Saturday, August 9, 2008
I'd like to get a hold of one of these puppies and fill it up with Ozzy, Black Sabbath, Slayer, Iron Maiden and Morbid Angel tunes... and then leave it in a church... with a note that said something like "To the person who finds this, it is your lucky day! Enjoy the music on this special MP3 player!"
It'd be fun to follow the person who finds it and watch their crazy little head explode as they listened to "Satanic" heavy metal on a cross-shaped MP3 player...
Friday, August 8, 2008
Most pediatric research takes place in a medical or scientific setting such as a clinic or lab. But one postdoctoral fellow in forensic pediatrics is more likely to conduct his work in a cemetery. Seth Asser, M.D., studies the deaths of children due to medical neglect on religious grounds.
In the past 15 years, more than 200 children have died in the United States because their parents relied exclusively on faith to heal them. The children died of treatable ailments such as diabetes or dehydration.There are “many laws that allow parents to deprive their children of various kinds of health care on religious grounds,” said Swan. “The religious exemption laws are a rare example of discrimination de jure: laws that deprive one group of children of protections afforded to others.”
Many cases of religiously motivated medical neglect never become public due to cover-ups, lack of investigations and poor record keeping, Asser said.
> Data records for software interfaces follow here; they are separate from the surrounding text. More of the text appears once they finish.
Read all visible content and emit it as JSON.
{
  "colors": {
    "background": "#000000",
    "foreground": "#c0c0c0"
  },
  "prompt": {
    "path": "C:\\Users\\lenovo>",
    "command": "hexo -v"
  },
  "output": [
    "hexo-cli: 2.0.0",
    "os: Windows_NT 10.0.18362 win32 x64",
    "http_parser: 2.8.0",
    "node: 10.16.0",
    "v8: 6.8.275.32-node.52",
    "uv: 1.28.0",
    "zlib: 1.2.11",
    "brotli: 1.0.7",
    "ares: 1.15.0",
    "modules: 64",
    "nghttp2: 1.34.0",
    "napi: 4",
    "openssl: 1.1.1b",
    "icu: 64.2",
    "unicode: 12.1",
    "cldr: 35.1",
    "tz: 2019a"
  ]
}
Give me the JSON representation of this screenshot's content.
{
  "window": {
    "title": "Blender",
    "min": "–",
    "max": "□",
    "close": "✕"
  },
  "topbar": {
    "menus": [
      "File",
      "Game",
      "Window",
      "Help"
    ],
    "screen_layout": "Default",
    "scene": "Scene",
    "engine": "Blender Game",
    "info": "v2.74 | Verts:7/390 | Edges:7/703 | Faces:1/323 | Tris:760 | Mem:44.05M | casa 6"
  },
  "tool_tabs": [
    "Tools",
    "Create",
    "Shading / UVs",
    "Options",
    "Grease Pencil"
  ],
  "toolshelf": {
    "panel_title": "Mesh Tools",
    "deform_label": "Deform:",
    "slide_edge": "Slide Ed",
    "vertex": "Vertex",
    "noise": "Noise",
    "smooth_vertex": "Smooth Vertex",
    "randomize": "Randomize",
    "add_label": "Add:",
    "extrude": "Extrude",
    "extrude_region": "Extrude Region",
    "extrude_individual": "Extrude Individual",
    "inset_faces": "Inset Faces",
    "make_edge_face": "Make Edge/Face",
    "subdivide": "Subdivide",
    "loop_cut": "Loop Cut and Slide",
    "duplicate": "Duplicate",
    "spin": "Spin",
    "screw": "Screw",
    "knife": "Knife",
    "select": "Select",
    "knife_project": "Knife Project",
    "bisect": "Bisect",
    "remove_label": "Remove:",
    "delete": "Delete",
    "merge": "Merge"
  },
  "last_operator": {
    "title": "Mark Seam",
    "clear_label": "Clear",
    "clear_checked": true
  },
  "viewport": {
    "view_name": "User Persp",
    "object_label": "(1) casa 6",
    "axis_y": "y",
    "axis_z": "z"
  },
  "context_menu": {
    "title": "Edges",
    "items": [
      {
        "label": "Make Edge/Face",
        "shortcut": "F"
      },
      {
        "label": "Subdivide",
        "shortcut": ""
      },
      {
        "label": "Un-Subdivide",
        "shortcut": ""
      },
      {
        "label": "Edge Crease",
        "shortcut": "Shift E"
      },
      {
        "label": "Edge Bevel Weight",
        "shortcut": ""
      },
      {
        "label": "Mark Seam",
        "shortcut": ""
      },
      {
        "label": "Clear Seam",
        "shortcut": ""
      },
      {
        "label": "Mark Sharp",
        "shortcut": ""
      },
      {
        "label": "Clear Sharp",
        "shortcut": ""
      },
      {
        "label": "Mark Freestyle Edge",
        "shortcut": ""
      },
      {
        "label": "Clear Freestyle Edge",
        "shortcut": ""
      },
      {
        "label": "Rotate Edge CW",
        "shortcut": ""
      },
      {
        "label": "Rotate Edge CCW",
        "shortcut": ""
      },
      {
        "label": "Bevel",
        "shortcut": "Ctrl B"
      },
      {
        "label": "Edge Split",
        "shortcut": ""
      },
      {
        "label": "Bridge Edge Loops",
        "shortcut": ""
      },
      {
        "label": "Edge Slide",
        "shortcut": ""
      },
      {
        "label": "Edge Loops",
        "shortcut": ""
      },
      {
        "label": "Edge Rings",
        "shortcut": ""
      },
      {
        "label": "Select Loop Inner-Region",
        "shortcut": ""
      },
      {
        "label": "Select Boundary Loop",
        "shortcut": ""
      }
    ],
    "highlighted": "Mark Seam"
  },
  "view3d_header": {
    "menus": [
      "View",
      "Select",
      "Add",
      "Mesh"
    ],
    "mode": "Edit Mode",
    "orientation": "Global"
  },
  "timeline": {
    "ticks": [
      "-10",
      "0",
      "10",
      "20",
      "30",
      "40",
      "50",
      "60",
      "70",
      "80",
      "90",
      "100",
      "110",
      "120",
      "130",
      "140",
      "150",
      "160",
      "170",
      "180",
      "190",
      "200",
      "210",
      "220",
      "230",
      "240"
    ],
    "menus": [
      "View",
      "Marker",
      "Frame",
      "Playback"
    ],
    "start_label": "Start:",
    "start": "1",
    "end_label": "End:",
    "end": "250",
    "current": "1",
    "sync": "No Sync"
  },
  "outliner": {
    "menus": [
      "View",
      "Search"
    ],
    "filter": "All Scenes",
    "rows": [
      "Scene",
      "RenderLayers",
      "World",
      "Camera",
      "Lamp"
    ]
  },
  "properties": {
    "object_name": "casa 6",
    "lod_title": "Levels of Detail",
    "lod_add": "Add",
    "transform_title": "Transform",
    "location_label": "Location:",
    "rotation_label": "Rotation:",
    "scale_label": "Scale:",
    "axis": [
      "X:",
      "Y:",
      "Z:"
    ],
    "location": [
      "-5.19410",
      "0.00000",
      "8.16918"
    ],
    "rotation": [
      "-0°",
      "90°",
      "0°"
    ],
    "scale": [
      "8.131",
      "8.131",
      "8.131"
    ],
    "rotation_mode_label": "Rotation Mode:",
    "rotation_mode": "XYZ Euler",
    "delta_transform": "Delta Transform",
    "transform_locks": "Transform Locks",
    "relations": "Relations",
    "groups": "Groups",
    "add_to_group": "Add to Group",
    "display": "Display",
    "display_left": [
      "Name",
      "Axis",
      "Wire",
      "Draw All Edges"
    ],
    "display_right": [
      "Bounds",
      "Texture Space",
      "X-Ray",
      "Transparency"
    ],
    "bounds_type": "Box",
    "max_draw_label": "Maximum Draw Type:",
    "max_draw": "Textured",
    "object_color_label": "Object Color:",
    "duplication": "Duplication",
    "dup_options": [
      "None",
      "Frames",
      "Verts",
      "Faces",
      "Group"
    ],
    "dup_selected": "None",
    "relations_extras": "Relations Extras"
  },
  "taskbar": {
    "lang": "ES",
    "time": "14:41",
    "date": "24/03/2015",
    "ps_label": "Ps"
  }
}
His most recent findings provide bone-chilling evidence that some individuals and groups look outside of medicine for healing illness and disease.
It is long overdue for laws to be changed that explicitly prohibit parents from not seeking medical attention and treatment for their children. I don't care what make-believe sky daddy they believe in and I don't care if they think that medically treating their offspring will anger said sky daddy.
My screed above was awkwardly worded, as Bob so kindly pointed out in the comments, so I'm re-writing it:
It is long overdue for laws to be changed! Specifically, those laws that permit parents to avoid seeking medical attention and treatment for their children in lieu of prayer. I don't care what make-believe sky daddy they believe in and I don't care if they think that medically treating their offspring will anger said sky daddy.
E-voting machines from Premier Election Solutions, formerly called Diebold Election Systems, dropped hundreds of votes in 11 Ohio counties during the primary election, as the machine's memory cards uploaded to vote-counting servers, Brunner's office said. Officials in Brunner's office later discovered the dropped votes in other counties after voting officials in Butler County discovered about 150 dropped votes, said Jeff Ortega, Brunner's assistant director of communications.